European Union finance ministers should decide if the euro area’s firewall fund could provide bridge financing for handling failing banks, according to a document prepared for finance ministers’ meetings in Luxembourg.

The European Stability Mechanism could offer guarantees or a loan to cover upfront costs of stabilizing a failing bank, according to the Oct. 10 paper, prepared by Lithuania, which holds the EU’s rotating presidency, and obtained by Bloomberg News. Any costs would be recouped over time from the banking sector. Depending on how talks proceed, the ESM’s treaties might need to be changed, according to the document.

Ministers should first consider whether they want to make permanent or temporary bridge financing available to nations or an EU-level fund that would be built up over time, according to the document.

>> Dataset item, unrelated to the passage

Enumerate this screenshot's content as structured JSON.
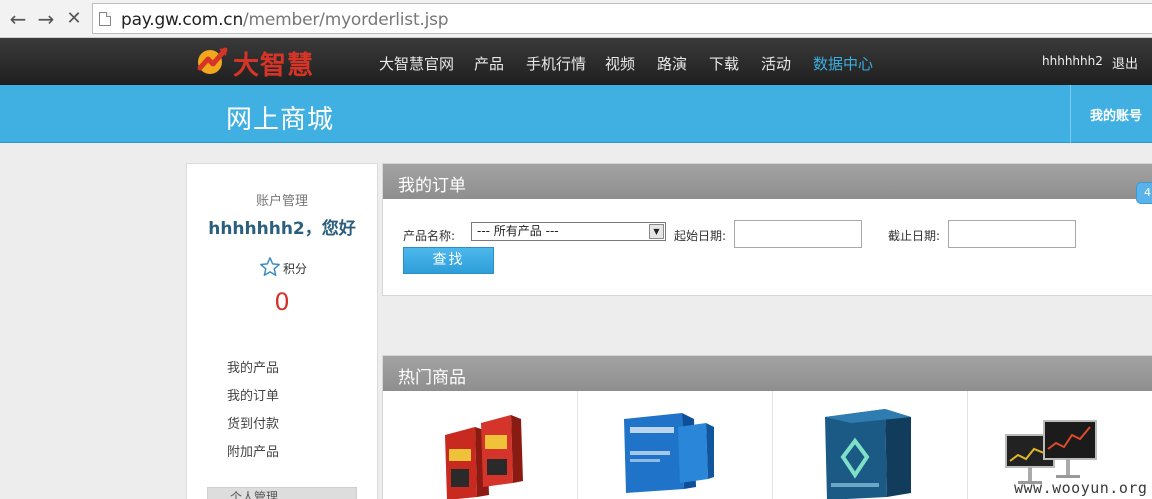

The EU should then consider whether the ESM could provide funding directly to bank resolution funds, and if so how to design a special purpose vehicle or other mechanism.

While designing a system to handle failing banks inside the euro zone, where the European Central Bank will take over bank supervision next year, EU ministers also should consider whether to make “fully comparable” support mechanisms for nations outside the currency bloc.

“If so, should possibilities/conditions be explored to extend euro-area support mechanisms to non-euro area SSM/SRM participants provided they contribute in due proportion to the financing of these arrangements?” the document states. It says talks continue on a European Commission proposal to add a bank recapitalization tool to the EU’s balance-of-payments fund, which has been used previously to provide aid to Latvia, Hungary and Romania.

To contact the reporter on this story: Rebecca Christie in Luxembourg at

To contact the editor responsible for this story: James Hertling at

Press spacebar to pause and continue. Press esc to stop.

Bloomberg reserves the right to remove comments but is under no obligation to do so, or to explain individual moderation decisions.

Please enable JavaScript to view the comments powered by Disqus.